EXERCISE INSTRUCTIONS:
Go through the data below line by line and report how many lines contain "view", giving only that figure.

SUPPLIED RECORDS:
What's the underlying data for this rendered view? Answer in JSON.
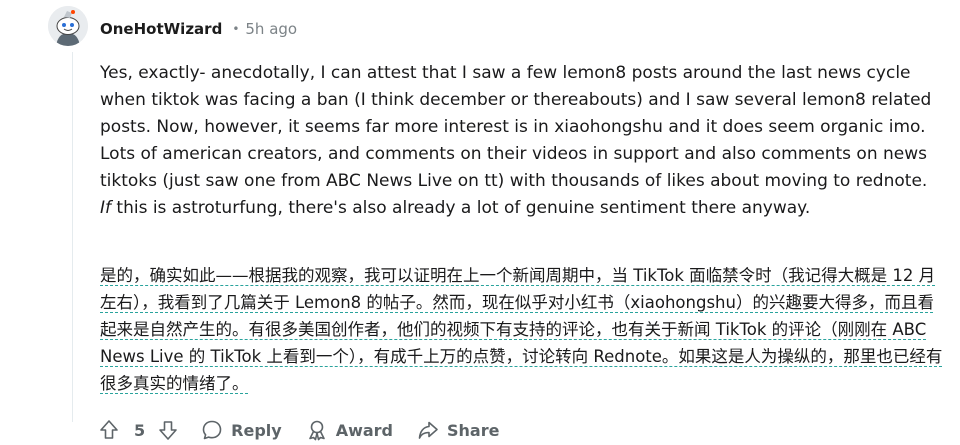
{
  "comment": {
    "username": "OneHotWizard",
    "separator": "•",
    "timestamp": "5h ago",
    "body_en_1": "Yes, exactly- anecdotally, I can attest that I saw a few lemon8 posts around the last news cycle when tiktok was facing a ban (I think december or thereabouts) and I saw several lemon8 related posts. Now, however, it seems far more interest is in xiaohongshu and it does seem organic imo. Lots of american creators, and comments on their videos in support and also comments on news tiktoks (just saw one from ABC News Live on tt) with thousands of likes about moving to rednote. ",
    "body_en_italic": "If",
    "body_en_2": " this is astroturfung, there's also already a lot of genuine sentiment there anyway.",
    "body_zh": "是的，确实如此——根据我的观察，我可以证明在上一个新闻周期中，当 TikTok 面临禁令时（我记得大概是 12 月左右），我看到了几篇关于 Lemon8 的帖子。然而，现在似乎对小红书（xiaohongshu）的兴趣要大得多，而且看起来是自然产生的。有很多美国创作者，他们的视频下有支持的评论，也有关于新闻 TikTok 的评论（刚刚在 ABC News Live 的 TikTok 上看到一个），有成千上万的点赞，讨论转向 Rednote。如果这是人为操纵的，那里也已经有很多真实的情绪了。"
  },
  "actions": {
    "vote_count": "5",
    "reply_label": "Reply",
    "award_label": "Award",
    "share_label": "Share"
  },
  "icons": {
    "upvote": "upvote-arrow-icon",
    "downvote": "downvote-arrow-icon",
    "reply": "speech-bubble-icon",
    "award": "award-ribbon-icon",
    "share": "share-arrow-icon"
  },
  "colors": {
    "meta_text": "#7c8387",
    "translation_underline": "#29a39c",
    "action_text": "#5d6468"
  }
}
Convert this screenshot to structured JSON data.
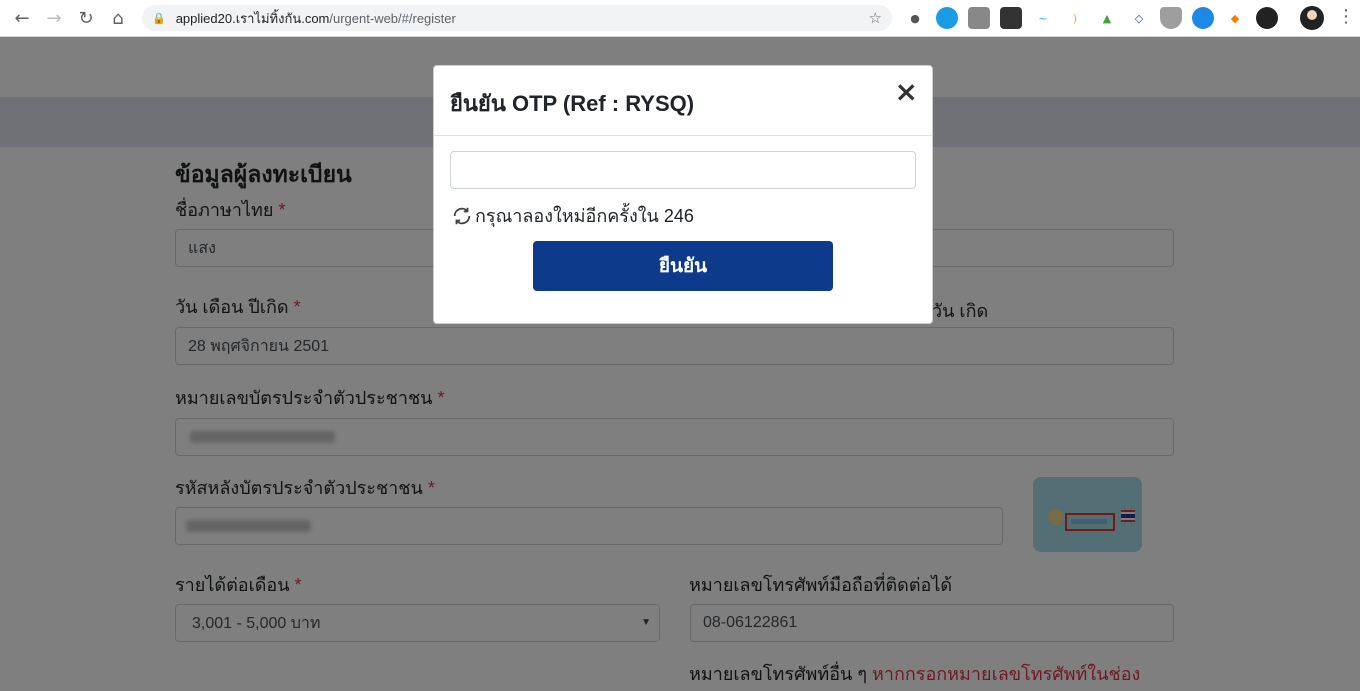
{
  "browser": {
    "url_host": "applied20.เราไม่ทิ้งกัน.com",
    "url_path": "/urgent-web/#/register",
    "nav_back": "←",
    "nav_forward": "→",
    "nav_reload": "↻",
    "nav_home": "⌂",
    "star": "☆",
    "menu": "⋮"
  },
  "form": {
    "section_title": "ข้อมูลผู้ลงทะเบียน",
    "thai_name_label": "ชื่อภาษาไทย",
    "thai_name_value": "แสง",
    "birth_label": "วัน เดือน ปีเกิด",
    "birth_value": "28 พฤศจิกายน 2501",
    "birth_right_label": "วัน เกิด",
    "id_label": "หมายเลขบัตรประจำตัวประชาชน",
    "laser_label": "รหัสหลังบัตรประจำตัวประชาชน",
    "income_label": "รายได้ต่อเดือน",
    "income_value": "3,001 - 5,000 บาท",
    "mobile_label": "หมายเลขโทรศัพท์มือถือที่ติดต่อได้",
    "mobile_value": "08-06122861",
    "other_phone_label": "หมายเลขโทรศัพท์อื่น ๆ",
    "other_phone_note": "หากกรอกหมายเลขโทรศัพท์ในช่อง",
    "required_mark": "*"
  },
  "modal": {
    "title": "ยืนยัน OTP (Ref : RYSQ)",
    "close": "×",
    "retry_text": "กรุณาลองใหม่อีกครั้งใน 246",
    "confirm_label": "ยืนยัน"
  },
  "colors": {
    "primary_button": "#0e3a8c",
    "required": "#dc3545"
  }
}
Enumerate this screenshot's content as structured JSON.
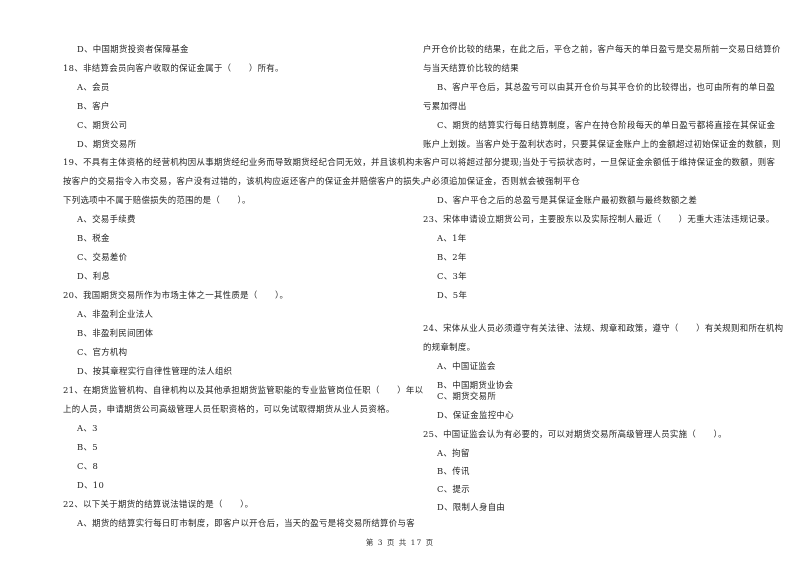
{
  "page": {
    "footer": "第 3 页 共 17 页"
  },
  "left_column": {
    "q17_tail": {
      "options": [
        {
          "label": "D、中国期货投资者保障基金"
        }
      ]
    },
    "q18": {
      "stem": "18、非结算会员向客户收取的保证金属于（　　）所有。",
      "options": [
        {
          "label": "A、会员"
        },
        {
          "label": "B、客户"
        },
        {
          "label": "C、期货公司"
        },
        {
          "label": "D、期货交易所"
        }
      ]
    },
    "q19": {
      "stem_lines": [
        "19、不具有主体资格的经营机构因从事期货经纪业务而导致期货经纪合同无效，并且该机构未",
        "按客户的交易指令入市交易，客户没有过错的，该机构应返还客户的保证金并赔偿客户的损失。",
        "下列选项中不属于赔偿损失的范围的是（　　）。"
      ],
      "options": [
        {
          "label": "A、交易手续费"
        },
        {
          "label": "B、税金"
        },
        {
          "label": "C、交易差价"
        },
        {
          "label": "D、利息"
        }
      ]
    },
    "q20": {
      "stem": "20、我国期货交易所作为市场主体之一其性质是（　　）。",
      "options": [
        {
          "label": "A、非盈利企业法人"
        },
        {
          "label": "B、非盈利民间团体"
        },
        {
          "label": "C、官方机构"
        },
        {
          "label": "D、按其章程实行自律性管理的法人组织"
        }
      ]
    },
    "q21": {
      "stem_lines": [
        "21、在期货监管机构、自律机构以及其他承担期货监管职能的专业监管岗位任职（　　）年以",
        "上的人员，申请期货公司高级管理人员任职资格的，可以免试取得期货从业人员资格。"
      ],
      "options": [
        {
          "label": "A、3"
        },
        {
          "label": "B、5"
        },
        {
          "label": "C、8"
        },
        {
          "label": "D、10"
        }
      ]
    },
    "q22": {
      "stem": "22、以下关于期货的结算说法错误的是（　　）。",
      "option_a_line1": "A、期货的结算实行每日盯市制度，即客户以开仓后，当天的盈亏是将交易所结算价与客"
    }
  },
  "right_column": {
    "q22_cont": {
      "a_lines": [
        "户开仓价比较的结果，在此之后，平仓之前，客户每天的单日盈亏是交易所前一交易日结算价",
        "与当天结算价比较的结果"
      ],
      "b_lines": [
        "B、客户平仓后，其总盈亏可以由其开仓价与其平仓价的比较得出，也可由所有的单日盈",
        "亏累加得出"
      ],
      "c_lines": [
        "C、期货的结算实行每日结算制度，客户在持仓阶段每天的单日盈亏都将直接在其保证金",
        "账户上划拨。当客户处于盈利状态时，只要其保证金账户上的金额超过初始保证金的数额，则",
        "客户可以将超过部分提现;当处于亏损状态时，一旦保证金余额低于维持保证金的数额，则客",
        "户必须追加保证金，否则就会被强制平仓"
      ],
      "d_line": "D、客户平仓之后的总盈亏是其保证金账户最初数额与最终数额之差"
    },
    "q23": {
      "stem": "23、宋体申请设立期货公司，主要股东以及实际控制人最近（　　）无重大违法违规记录。",
      "options": [
        {
          "label": "A、1年"
        },
        {
          "label": "B、2年"
        },
        {
          "label": "C、3年"
        },
        {
          "label": "D、5年"
        }
      ]
    },
    "q24": {
      "stem_lines": [
        "24、宋体从业人员必须遵守有关法律、法规、规章和政策，遵守（　　）有关规则和所在机构",
        "的规章制度。"
      ],
      "options": [
        {
          "label": "A、中国证监会"
        },
        {
          "label": "B、中国期货业协会"
        },
        {
          "label": "C、期货交易所"
        },
        {
          "label": "D、保证金监控中心"
        }
      ]
    },
    "q25": {
      "stem": "25、中国证监会认为有必要的，可以对期货交易所高级管理人员实施（　　）。",
      "options": [
        {
          "label": "A、拘留"
        },
        {
          "label": "B、传讯"
        },
        {
          "label": "C、提示"
        },
        {
          "label": "D、限制人身自由"
        }
      ]
    }
  }
}
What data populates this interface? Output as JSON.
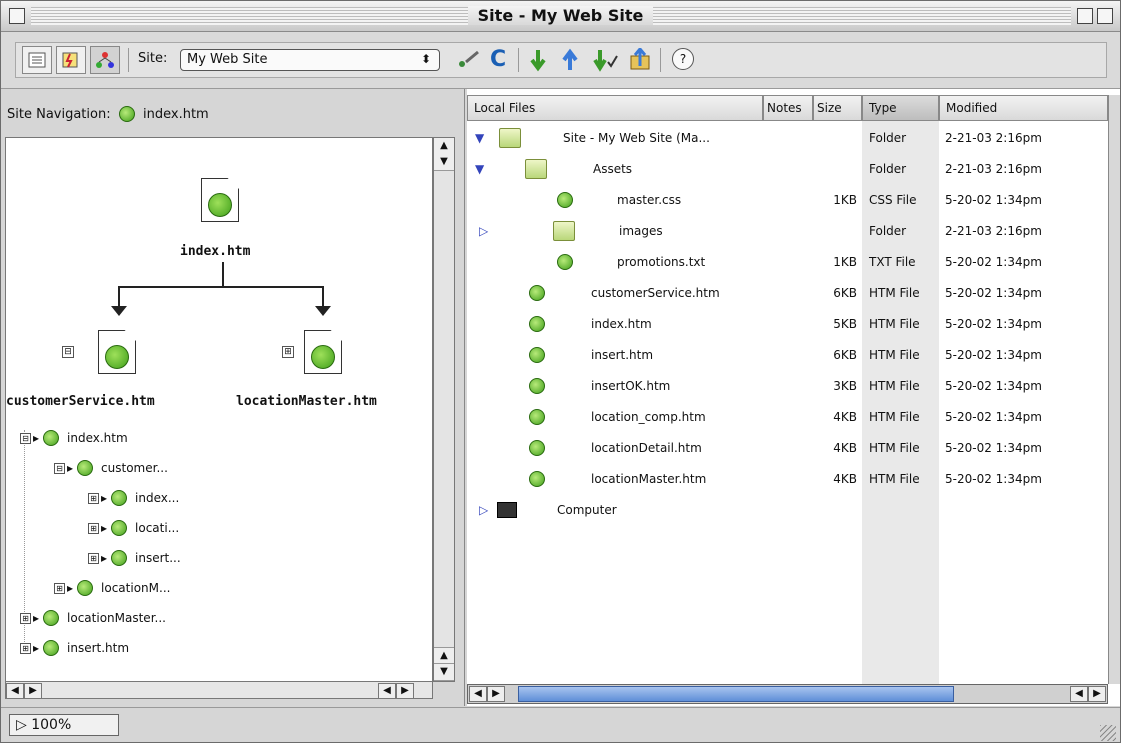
{
  "window": {
    "title": "Site - My Web Site"
  },
  "toolbar": {
    "site_label": "Site:",
    "site_value": "My Web Site",
    "site_arrow": "⬍",
    "refresh_glyph": "C",
    "help_glyph": "?",
    "icons": [
      "list-view-icon",
      "site-files-icon",
      "site-map-icon",
      "connect-icon",
      "refresh-icon",
      "get-icon",
      "put-icon",
      "check-in-icon",
      "check-out-icon",
      "help-icon"
    ]
  },
  "nav": {
    "label": "Site Navigation:",
    "file": "index.htm"
  },
  "map": {
    "root": "index.htm",
    "children": [
      "customerService.htm",
      "locationMaster.htm"
    ],
    "expand_minus": "⊟",
    "expand_plus": "⊞",
    "tree": [
      {
        "box": "⊟",
        "label": "index.htm"
      },
      {
        "box": "⊟",
        "label": "customer..."
      },
      {
        "box": "⊞",
        "label": "index..."
      },
      {
        "box": "⊞",
        "label": "locati..."
      },
      {
        "box": "⊞",
        "label": "insert..."
      },
      {
        "box": "⊞",
        "label": "locationM..."
      },
      {
        "box": "⊞",
        "label": "locationMaster..."
      },
      {
        "box": "⊞",
        "label": "insert.htm"
      }
    ]
  },
  "files": {
    "columns": [
      "Local Files",
      "Notes",
      "Size",
      "Type",
      "Modified"
    ],
    "rows": [
      {
        "name": "Site - My Web Site (Ma...",
        "size": "",
        "type": "Folder",
        "modified": "2-21-03 2:16pm"
      },
      {
        "name": "Assets",
        "size": "",
        "type": "Folder",
        "modified": "2-21-03 2:16pm"
      },
      {
        "name": "master.css",
        "size": "1KB",
        "type": "CSS File",
        "modified": "5-20-02 1:34pm"
      },
      {
        "name": "images",
        "size": "",
        "type": "Folder",
        "modified": "2-21-03 2:16pm"
      },
      {
        "name": "promotions.txt",
        "size": "1KB",
        "type": "TXT File",
        "modified": "5-20-02 1:34pm"
      },
      {
        "name": "customerService.htm",
        "size": "6KB",
        "type": "HTM File",
        "modified": "5-20-02 1:34pm"
      },
      {
        "name": "index.htm",
        "size": "5KB",
        "type": "HTM File",
        "modified": "5-20-02 1:34pm"
      },
      {
        "name": "insert.htm",
        "size": "6KB",
        "type": "HTM File",
        "modified": "5-20-02 1:34pm"
      },
      {
        "name": "insertOK.htm",
        "size": "3KB",
        "type": "HTM File",
        "modified": "5-20-02 1:34pm"
      },
      {
        "name": "location_comp.htm",
        "size": "4KB",
        "type": "HTM File",
        "modified": "5-20-02 1:34pm"
      },
      {
        "name": "locationDetail.htm",
        "size": "4KB",
        "type": "HTM File",
        "modified": "5-20-02 1:34pm"
      },
      {
        "name": "locationMaster.htm",
        "size": "4KB",
        "type": "HTM File",
        "modified": "5-20-02 1:34pm"
      },
      {
        "name": "Computer",
        "size": "",
        "type": "",
        "modified": ""
      }
    ]
  },
  "status": {
    "zoom": "100%"
  },
  "colors": {
    "scroll_thumb": "#5f8fd8",
    "dw_green": "#3f9f1a"
  }
}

WRITTEN RESPONSE:
2